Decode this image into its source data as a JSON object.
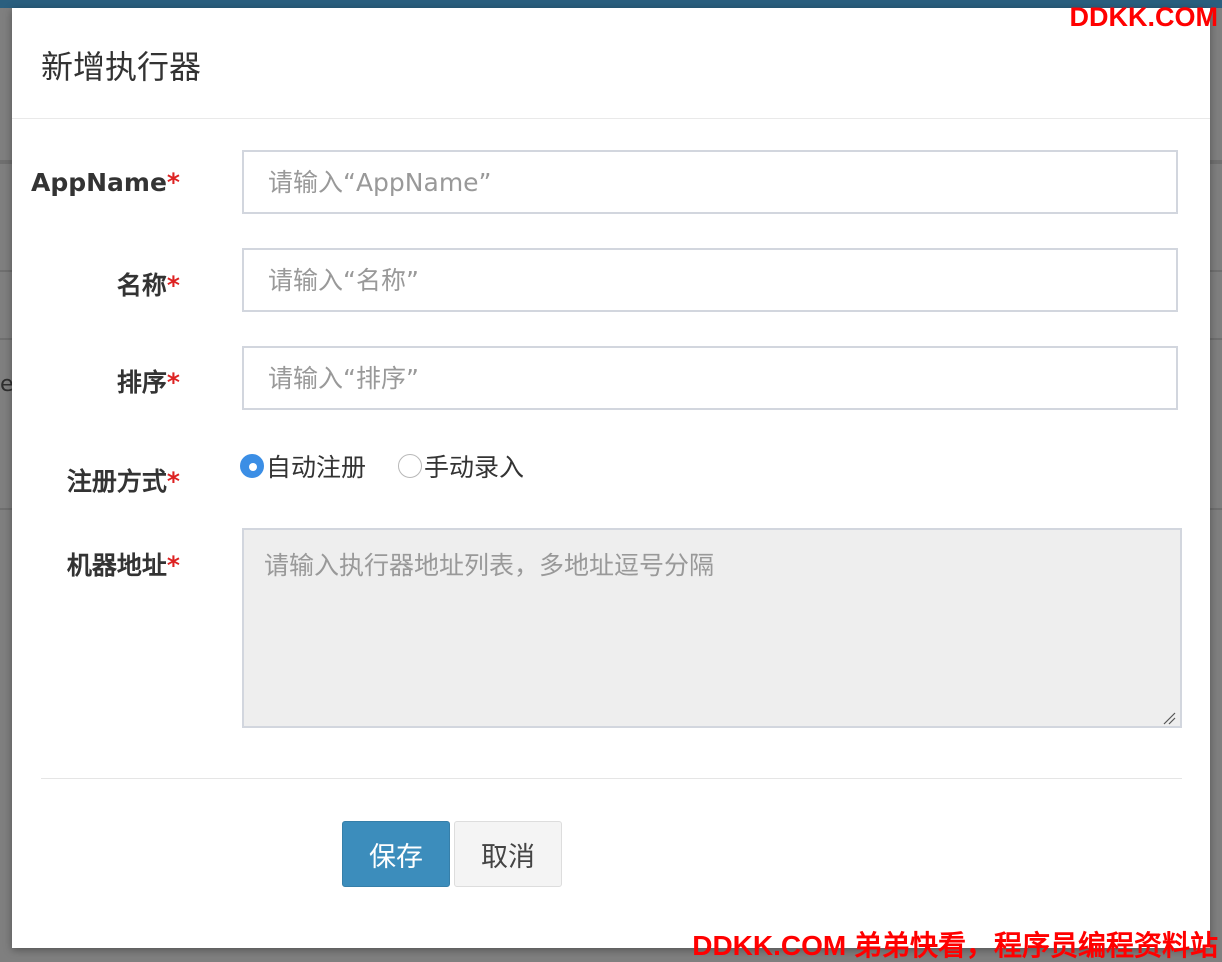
{
  "watermark": {
    "top": "DDKK.COM",
    "bottom": "DDKK.COM 弟弟快看，程序员编程资料站"
  },
  "background": {
    "partial_text": "e"
  },
  "modal": {
    "title": "新增执行器",
    "form": {
      "appname": {
        "label": "AppName",
        "required_mark": "*",
        "placeholder": "请输入“AppName”",
        "value": ""
      },
      "title": {
        "label": "名称",
        "required_mark": "*",
        "placeholder": "请输入“名称”",
        "value": ""
      },
      "order": {
        "label": "排序",
        "required_mark": "*",
        "placeholder": "请输入“排序”",
        "value": ""
      },
      "address_type": {
        "label": "注册方式",
        "required_mark": "*",
        "options": [
          {
            "label": "自动注册",
            "checked": true
          },
          {
            "label": "手动录入",
            "checked": false
          }
        ]
      },
      "address_list": {
        "label": "机器地址",
        "required_mark": "*",
        "placeholder": "请输入执行器地址列表，多地址逗号分隔",
        "value": "",
        "disabled": true
      }
    },
    "buttons": {
      "save": "保存",
      "cancel": "取消"
    }
  },
  "colors": {
    "primary": "#3c8dbc",
    "required": "#dd2222",
    "radio_checked": "#3b8ee5",
    "watermark": "#ff0000",
    "disabled_bg": "#eeeeee"
  }
}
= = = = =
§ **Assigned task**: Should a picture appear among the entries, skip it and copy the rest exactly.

§ **Response to the exercise**:
Decode this image into its source data as a JSON object.
{
  "watermark": {
    "top": "DDKK.COM",
    "bottom": "DDKK.COM 弟弟快看，程序员编程资料站"
  },
  "background": {
    "partial_text": "e"
  },
  "modal": {
    "title": "新增执行器",
    "form": {
      "appname": {
        "label": "AppName",
        "required_mark": "*",
        "placeholder": "请输入“AppName”",
        "value": ""
      },
      "title": {
        "label": "名称",
        "required_mark": "*",
        "placeholder": "请输入“名称”",
        "value": ""
      },
      "order": {
        "label": "排序",
        "required_mark": "*",
        "placeholder": "请输入“排序”",
        "value": ""
      },
      "address_type": {
        "label": "注册方式",
        "required_mark": "*",
        "options": [
          {
            "label": "自动注册",
            "checked": true
          },
          {
            "label": "手动录入",
            "checked": false
          }
        ]
      },
      "address_list": {
        "label": "机器地址",
        "required_mark": "*",
        "placeholder": "请输入执行器地址列表，多地址逗号分隔",
        "value": "",
        "disabled": true
      }
    },
    "buttons": {
      "save": "保存",
      "cancel": "取消"
    }
  },
  "colors": {
    "primary": "#3c8dbc",
    "required": "#dd2222",
    "radio_checked": "#3b8ee5",
    "watermark": "#ff0000",
    "disabled_bg": "#eeeeee"
  }
}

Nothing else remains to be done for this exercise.